As I watched, she became more distressed.
And then the reason for her extreme discomfort became obvious. She laid an egg with a shell that was soft like a thin balloon. A hard and smooth egg slips right out of the hen’s vent, but it is quite difficult to push one out that is rough, squishy and pliant.
Once out, that soft-shelled egg is easy to eat – which Ruby turned around to do. I didn’t want her to eat that egg, because once a hen learns that her eggs are edible, it is the beginning of a bad habit, one in which she breaks even the hard-shelled eggs in order to eat them. I snatched the egg away from her.
Without the egg in front of her, and with the relief of no longer straining to lay, she went off to forage with the other hens.
Why do hens lay these soft-shelled eggs? Elderly hens, like Twinkydink, lay thin-shelled eggs. That’s because their systems are depleted of calcium, and their old bodies, even when fed the right foods, can no longer form a thick shell. That’s different than the membrane-enclosed egg that Ruby laid.

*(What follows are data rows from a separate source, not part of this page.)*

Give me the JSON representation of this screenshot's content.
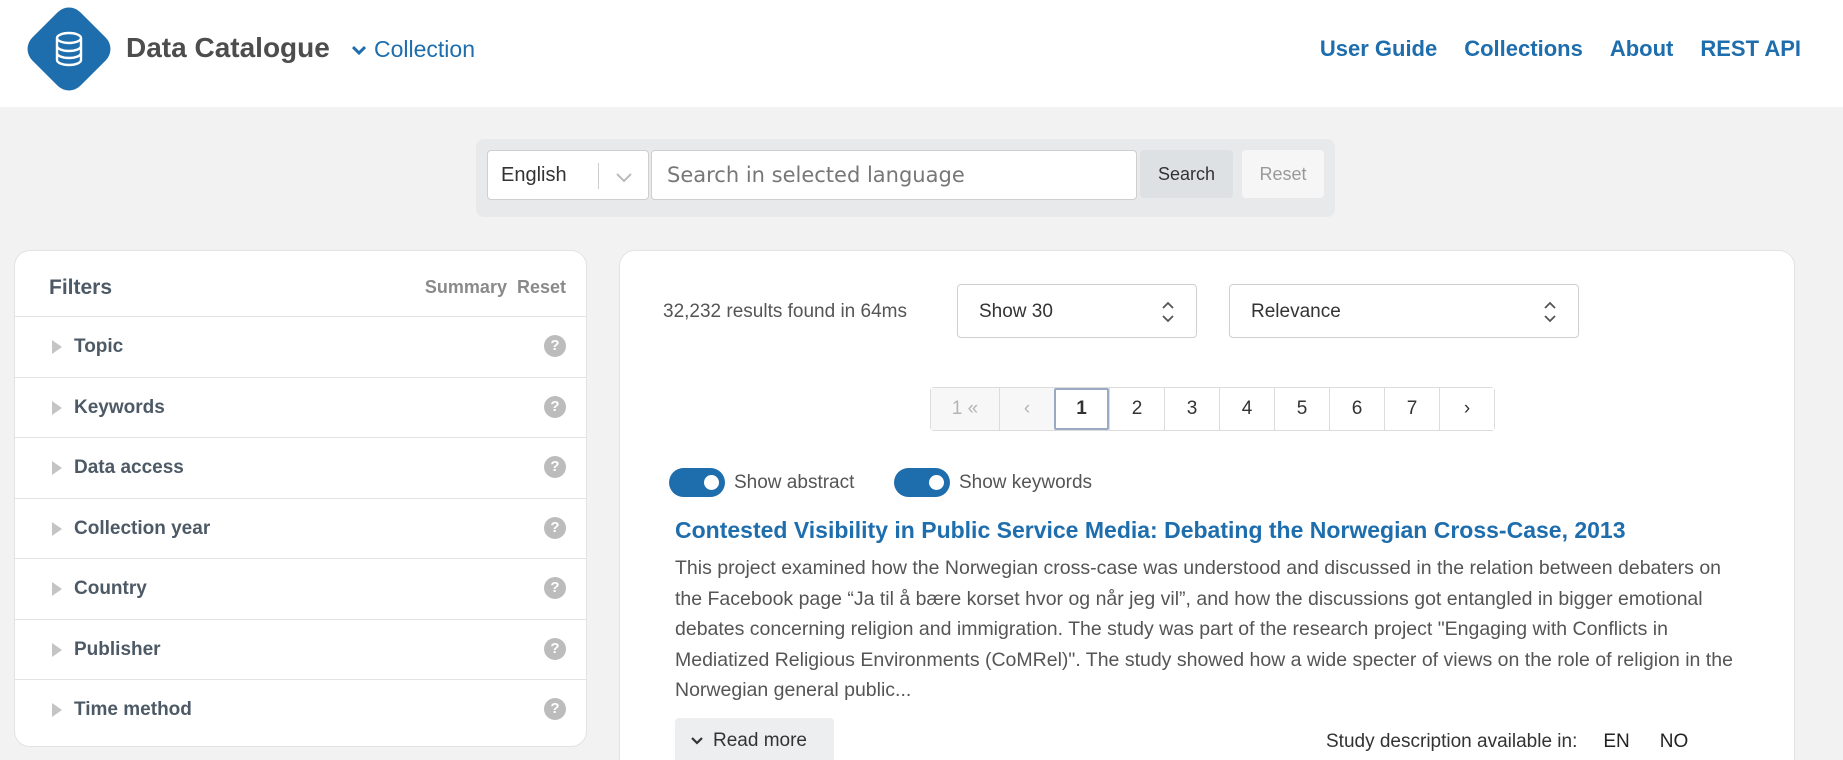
{
  "header": {
    "brand": "Data Catalogue",
    "collection_label": "Collection",
    "nav": [
      "User Guide",
      "Collections",
      "About",
      "REST API"
    ]
  },
  "search": {
    "language": "English",
    "placeholder": "Search in selected language",
    "search_label": "Search",
    "reset_label": "Reset"
  },
  "filters": {
    "title": "Filters",
    "summary_label": "Summary",
    "reset_label": "Reset",
    "items": [
      "Topic",
      "Keywords",
      "Data access",
      "Collection year",
      "Country",
      "Publisher",
      "Time method"
    ]
  },
  "results": {
    "count_text": "32,232 results found in 64ms",
    "show_select": "Show 30",
    "sort_select": "Relevance",
    "pagination": {
      "first": "1 «",
      "prev": "‹",
      "pages": [
        "1",
        "2",
        "3",
        "4",
        "5",
        "6",
        "7"
      ],
      "next": "›",
      "current": 1
    },
    "toggles": {
      "abstract_label": "Show abstract",
      "keywords_label": "Show keywords"
    },
    "study": {
      "title": "Contested Visibility in Public Service Media: Debating the Norwegian Cross-Case, 2013",
      "abstract": "This project examined how the Norwegian cross-case was understood and discussed in the relation between debaters on the Facebook page “Ja til å bære korset hvor og når jeg vil”, and how the discussions got entangled in bigger emotional debates concerning religion and immigration. The study was part of the research project \"Engaging with Conflicts in Mediatized Religious Environments (CoMRel)\". The study showed how a wide specter of views on the role of religion in the Norwegian general public...",
      "read_more": "Read more",
      "available_label": "Study description available in:",
      "languages": [
        "EN",
        "NO"
      ]
    }
  },
  "colors": {
    "accent": "#1e6dad",
    "background": "#f2f2f2"
  },
  "icons": {
    "logo": "database-icon",
    "collection": "chevron-down-icon",
    "language_select": "chevron-down-icon",
    "select": "updown-icon",
    "filter_expand": "triangle-right-icon",
    "filter_help": "question-circle-icon"
  }
}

It takes about twenty-six hours for a hen to build an egg in her reproductive tract. Laying on the shell takes a big chunk of that time. If the hen is stressed and the process is interrupted, the shell can be thin or rubbery. It’s something to consider when you find a soft-shelled egg, but usually, the cause of those odd eggs is poor nutrition.

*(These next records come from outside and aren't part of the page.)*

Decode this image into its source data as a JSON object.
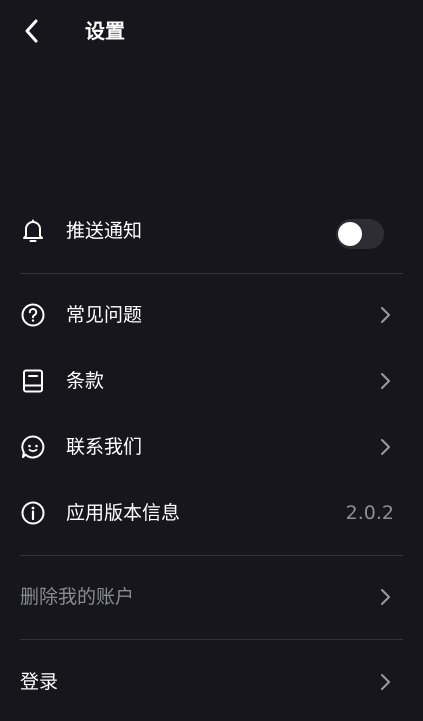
{
  "header": {
    "title": "设置"
  },
  "settings": {
    "push": {
      "label": "推送通知",
      "icon": "bell-icon",
      "enabled": false
    },
    "faq": {
      "label": "常见问题",
      "icon": "question-circle-icon"
    },
    "terms": {
      "label": "条款",
      "icon": "book-icon"
    },
    "contact": {
      "label": "联系我们",
      "icon": "chat-bubble-icon"
    },
    "version": {
      "label": "应用版本信息",
      "icon": "info-circle-icon",
      "value": "2.0.2"
    }
  },
  "account": {
    "delete_label": "删除我的账户",
    "login_label": "登录"
  },
  "colors": {
    "background": "#17161c",
    "text": "#ffffff",
    "muted_text": "#8a8a93",
    "divider": "#34333a",
    "toggle_off": "#2e2d33"
  }
}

My hens get laying hen pellets that contain calcium, and also have oyster shell free choice. I provide her with granite grit so that she can grind up and digest this food. A two-year old hen, like Ruby, should be able to get all of the minerals she needs from such a diet, and lay sturdy eggs. She usually does. But, the other day I had a big bowl of leftover spaghetti. Divided between the ten Gems (and Siouxsie) it should have made a fine treat. However, I believe that Ruby, being a gluttonous Rhode Island Red, ate more than her share, which upset her fine-tuned nutritional balance, and she didn’t have the necessary materials to make a normal eggshell.

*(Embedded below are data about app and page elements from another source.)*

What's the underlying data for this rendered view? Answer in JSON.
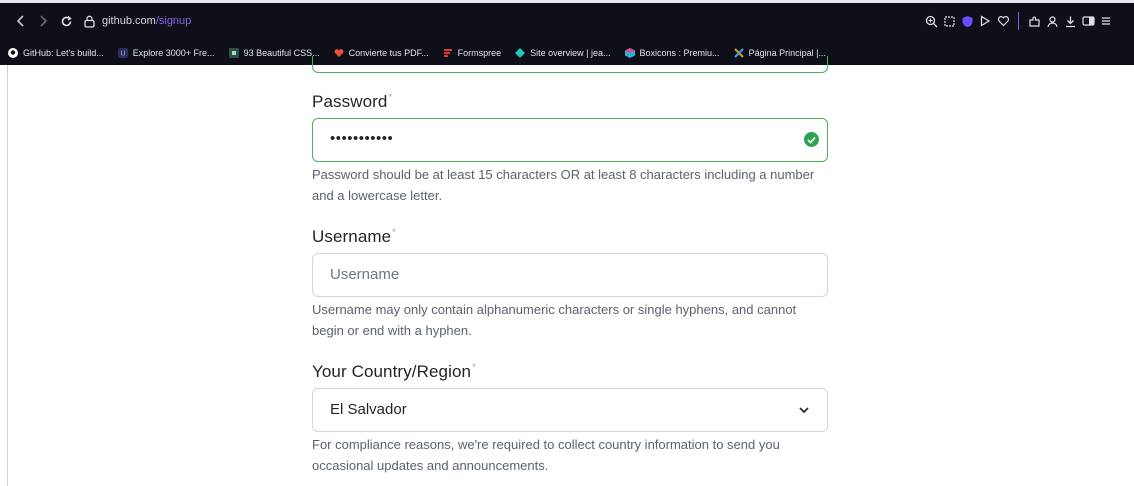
{
  "browser": {
    "url_host": "github.com",
    "url_path": "/signup",
    "bookmarks": [
      {
        "label": "GitHub: Let's build...",
        "color": "#ffffff"
      },
      {
        "label": "Explore 3000+ Fre...",
        "color": "#7b8cff"
      },
      {
        "label": "93 Beautiful CSS...",
        "color": "#3aa57a"
      },
      {
        "label": "Convierte tus PDF...",
        "color": "#e8503a"
      },
      {
        "label": "Formspree",
        "color": "#e23a3a"
      },
      {
        "label": "Site overview | jea...",
        "color": "#1ec4b4"
      },
      {
        "label": "Boxicons : Premiu...",
        "color": "#27b0d8"
      },
      {
        "label": "Página Principal |...",
        "color": "#d89c2a"
      }
    ]
  },
  "form": {
    "password": {
      "label": "Password",
      "required_mark": "*",
      "value": "•••••••••••",
      "hint": "Password should be at least 15 characters OR at least 8 characters including a number and a lowercase letter."
    },
    "username": {
      "label": "Username",
      "required_mark": "*",
      "placeholder": "Username",
      "hint": "Username may only contain alphanumeric characters or single hyphens, and cannot begin or end with a hyphen."
    },
    "country": {
      "label": "Your Country/Region",
      "required_mark": "*",
      "selected": "El Salvador",
      "hint": "For compliance reasons, we're required to collect country information to send you occasional updates and announcements."
    }
  },
  "colors": {
    "valid_border": "#4bb35a",
    "check_green": "#2da44e",
    "url_path": "#8a63e8"
  }
}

The day after laying this “rubber” egg, Ruby laid a thin-shelled egg in the nesting box. Since then, all of the eggs that I’ve collected from the Gems have looked normal. I believe that Ruby is laying thick-shelled eggs again, but since I’m not outside all of the time, I’m not 100% sure. I haven’t seen any egg eating, so that’s a relief.
The Gems won’t be getting spaghetti anytime soon.